By: Austin Banks
Numerous professional athletes have faced a great deal of criticism in 2018 for offensive old tweets from when they were teenagers have resurfaced. This seems to be constant as of late in the sports news cycle as an athlete will have recent success, therefore people will go and look up their old tweets from their teen years which have led to the findings of racist, homophobic and insensitive tweets from numerous athletes. The athlete then apologizes stating his regret and people move on as if nothing ever happened. This continuous cycle is seen with the players below.

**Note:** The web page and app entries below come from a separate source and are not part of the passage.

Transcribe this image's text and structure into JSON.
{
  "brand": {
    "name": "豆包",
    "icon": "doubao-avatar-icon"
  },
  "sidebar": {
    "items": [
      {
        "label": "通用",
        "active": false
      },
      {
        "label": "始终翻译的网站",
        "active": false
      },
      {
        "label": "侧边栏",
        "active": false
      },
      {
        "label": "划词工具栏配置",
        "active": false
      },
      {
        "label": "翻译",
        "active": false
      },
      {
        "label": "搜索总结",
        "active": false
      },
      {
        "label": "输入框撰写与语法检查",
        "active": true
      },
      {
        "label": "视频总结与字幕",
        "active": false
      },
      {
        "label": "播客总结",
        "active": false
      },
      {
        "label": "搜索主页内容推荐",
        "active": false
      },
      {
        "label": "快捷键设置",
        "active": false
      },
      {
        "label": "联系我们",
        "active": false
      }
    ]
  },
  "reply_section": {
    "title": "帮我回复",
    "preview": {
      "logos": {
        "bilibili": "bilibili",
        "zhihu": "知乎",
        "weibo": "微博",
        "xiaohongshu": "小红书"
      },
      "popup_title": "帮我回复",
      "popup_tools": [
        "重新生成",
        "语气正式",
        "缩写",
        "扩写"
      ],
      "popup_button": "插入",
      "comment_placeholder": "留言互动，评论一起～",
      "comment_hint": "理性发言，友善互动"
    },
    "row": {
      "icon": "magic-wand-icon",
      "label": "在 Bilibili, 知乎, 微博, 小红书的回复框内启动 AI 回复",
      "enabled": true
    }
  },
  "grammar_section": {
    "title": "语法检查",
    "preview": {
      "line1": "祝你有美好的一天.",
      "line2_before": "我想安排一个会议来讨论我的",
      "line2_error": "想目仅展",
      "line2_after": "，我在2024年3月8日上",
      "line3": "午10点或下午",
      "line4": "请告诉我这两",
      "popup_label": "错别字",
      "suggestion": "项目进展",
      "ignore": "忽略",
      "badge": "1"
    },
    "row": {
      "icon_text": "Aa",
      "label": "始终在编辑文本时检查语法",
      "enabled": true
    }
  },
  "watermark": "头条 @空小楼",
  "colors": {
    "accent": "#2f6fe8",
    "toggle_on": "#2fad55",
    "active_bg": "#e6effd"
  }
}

Sean Newcomb: After losing a no hitter with two outs in the ninth inning the Atlanta Braves Pitcher didn’t arrive to the clubhouse to receive a congratulations on a dominating win but rather to be questioned for his offensive homophobic tweets from when he was 18. While Newcomb was on pace for a no hitter his old tweets began to surface on Twitter. Newcomb, now 25, responded to the criticism after the game by stating, “This is something that obviously can’t be happening. I feel bad about it. I don’t mean to offend anybody. I definitely regret it.”
Josh Hader: As the Milwaukee Brewer reliever took the mound to pitch in his first All Star game it didn’t go quite as planned for the 23-year-old as his old racist and homophobic tweets from when he was 17 began to resurface on Twitter. Hader’s family in the stands was eventually given blank gear to wear for their own safety due to his tweets going viral mid game. Hader responded to the tweets after the game stating, “I was 17 years old. As a child, I was immature. I obviously said some things that were inexcusable. That doesn’t reflect on who I am as a person today. That’s just what it is.” The MLB called his past tweets “unacceptable” and took action by requiring Hader to complete sensitivity training and participate in the league’s diversity and inclusion initiatives.
Josh Allen: Less than 24 hours before the 2018 NFL Draft, old tweets from when Allen was in high school began to resurface on Twitter. Allen was expected to be a top five pick in the draft but many people began to question if these insensitive tweets could affect his draft stock as the draft was only hours away. Allen immediately released a statement where he stated, “I’m not the type of person I was at 14 and 15 that I tweeted so recklessly. I don’t want that to be the impression of who I am because that is not me. I apologize for what I did.” The Buffalo Bills drafted Allen with the 7th pick in the draft.
Donte Divincenzo: After winning the Most Outstanding Player honor in Villanova’s NCAA championship win over Michigan, Divincenzo’s old tweets from when he was 14 began to resurface on Twitter. Divincenzo responded to the tweets after the game not with a statement, but by fully deleting his Twitter. When asked about the tweets Divincenzo stated, “It’s my account yes, but I never remember doing that.”
Ultimately, this is going to be a PR nightmare for sports organizations in the future as social media continues to grow. It appears many athletes are far too careless with their social media postings during their teenage years and leave it to resurface years later before they take action. While many organizations now require players to scrub their social media when they sign with their team or assign someone from their PR team to do it for them it is still not enough as once it’s on the internet it’s on there for life as seen with Hader’s tweets as they resurfaced even after the tweets were erased. Young kids idolize these athletes and when they see these negative insensitive things being said by their favorite player then they will believe it is normal and common. How can we hold these athletes accountable to help prevent insensitive tweeting from becoming a common theme in sports?
Twitter – @Abanks_11